We don’t have time to re-value each mortgage and  credit card so we might  have to pick a pay-back  percentage  which all parties  accept as whole.  If  we  owe the credit card company  $10,000, the company has to agree that  $1,000 (10 cents on the dollar) makes them whole.  Then,  Linens & Things and  Circuit City (the bankrupt companies where we bought our towels and computers) have  to accept $5 for a $50 bed sheet and  $100 for the $1,000 computer  they sold.  (I’m not saying it’s a bad deal, but  part of the equation is that when franchise retailers go out of business,  we lose the  under-compensated jobs many of us have been “educated” to fill.)

It’s gnarly; but so is the idea of a trillion dollars going directly to banks in hopes they’ll get around to re-financing  our debt.  They won’t.  Not just because they’re greedily waiting to scoop up the weaklings, but because they’d  be crazy to lend money in a sliding economy without substantial government investment in the future.

Increasingly violent hurricanes, floods, crop destruction,  water pollution and  water wars are events that threaten our basic food supply  and our economic forecast.  They  demand  resources for fixing rather than prevention.

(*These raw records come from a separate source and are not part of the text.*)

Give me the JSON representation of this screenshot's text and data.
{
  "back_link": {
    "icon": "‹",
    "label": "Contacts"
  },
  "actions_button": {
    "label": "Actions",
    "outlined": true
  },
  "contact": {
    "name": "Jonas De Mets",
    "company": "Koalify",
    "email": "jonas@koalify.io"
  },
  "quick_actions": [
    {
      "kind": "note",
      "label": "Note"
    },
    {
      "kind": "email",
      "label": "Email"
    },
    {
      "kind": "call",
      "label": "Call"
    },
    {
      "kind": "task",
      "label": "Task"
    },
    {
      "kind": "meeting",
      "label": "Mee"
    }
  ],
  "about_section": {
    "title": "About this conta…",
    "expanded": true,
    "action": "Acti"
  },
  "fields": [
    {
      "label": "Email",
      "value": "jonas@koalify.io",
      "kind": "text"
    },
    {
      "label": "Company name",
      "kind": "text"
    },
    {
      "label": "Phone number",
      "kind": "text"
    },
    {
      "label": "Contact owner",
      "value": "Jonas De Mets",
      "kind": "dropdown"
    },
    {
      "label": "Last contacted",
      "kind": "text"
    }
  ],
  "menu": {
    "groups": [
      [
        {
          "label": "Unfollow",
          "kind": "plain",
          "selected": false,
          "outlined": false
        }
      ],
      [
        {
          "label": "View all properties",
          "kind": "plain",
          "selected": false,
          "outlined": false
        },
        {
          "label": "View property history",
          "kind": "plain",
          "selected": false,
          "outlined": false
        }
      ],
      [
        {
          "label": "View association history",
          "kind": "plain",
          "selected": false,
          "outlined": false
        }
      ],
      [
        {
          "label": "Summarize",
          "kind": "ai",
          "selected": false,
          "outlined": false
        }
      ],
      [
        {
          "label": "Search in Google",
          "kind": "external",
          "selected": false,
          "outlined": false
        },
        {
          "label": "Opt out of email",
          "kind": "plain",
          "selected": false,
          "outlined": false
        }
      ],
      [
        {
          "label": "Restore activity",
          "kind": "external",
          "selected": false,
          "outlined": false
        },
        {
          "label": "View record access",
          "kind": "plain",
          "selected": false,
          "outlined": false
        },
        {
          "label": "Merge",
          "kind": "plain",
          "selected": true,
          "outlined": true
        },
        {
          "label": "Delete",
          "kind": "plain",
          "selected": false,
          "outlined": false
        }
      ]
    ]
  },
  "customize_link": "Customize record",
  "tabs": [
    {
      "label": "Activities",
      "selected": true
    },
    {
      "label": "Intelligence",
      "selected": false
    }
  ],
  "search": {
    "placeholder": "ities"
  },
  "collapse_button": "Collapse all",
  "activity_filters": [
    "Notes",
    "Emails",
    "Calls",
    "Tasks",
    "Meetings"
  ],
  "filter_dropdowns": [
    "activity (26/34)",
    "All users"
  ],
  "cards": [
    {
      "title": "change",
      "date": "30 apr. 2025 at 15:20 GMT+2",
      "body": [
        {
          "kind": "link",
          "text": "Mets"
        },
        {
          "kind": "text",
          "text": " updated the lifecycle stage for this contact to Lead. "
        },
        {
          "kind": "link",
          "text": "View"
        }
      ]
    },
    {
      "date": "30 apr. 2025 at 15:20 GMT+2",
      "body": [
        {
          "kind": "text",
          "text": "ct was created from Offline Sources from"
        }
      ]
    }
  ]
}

Our transportation and electric grids are so  unreliable  that year-round, millions of people are left for weeks without heat/air conditioning, electric and water  in the wake of  storms.  When our transportation arteries aren’t flooded, they’re rendered impassible by ice.  They’re pocked with axle-busting potholes and our bridges are crumbling.  “Bird strikes” pose a known and unpredictable threat to our air transport, for cryin’ out loud.

We’ve got plenty of work to do–plenty of valuable jobs to fill.  If  an economic plan includes a large enough jolt and forward-thinking investments,  then it stands a chance of  succeeding.  (See:  House Bill and Senate Bill at Thomas.gov.)

A small note on “Sin Taxes.” Many of  us can’t afford the pleasures of  vacations, monthly trips to the movies or fresh fruits & veggies,  so we cling to our cheap substitutes:  fast-fat-sweet-salty-food,  cigarettes,  dope and  beer).  It isn’t a pretty picture (especially for the children) but if we’re going to tax sin,  then we need to think of it in terms of  a population that can’t afford  regular trips to a therapist.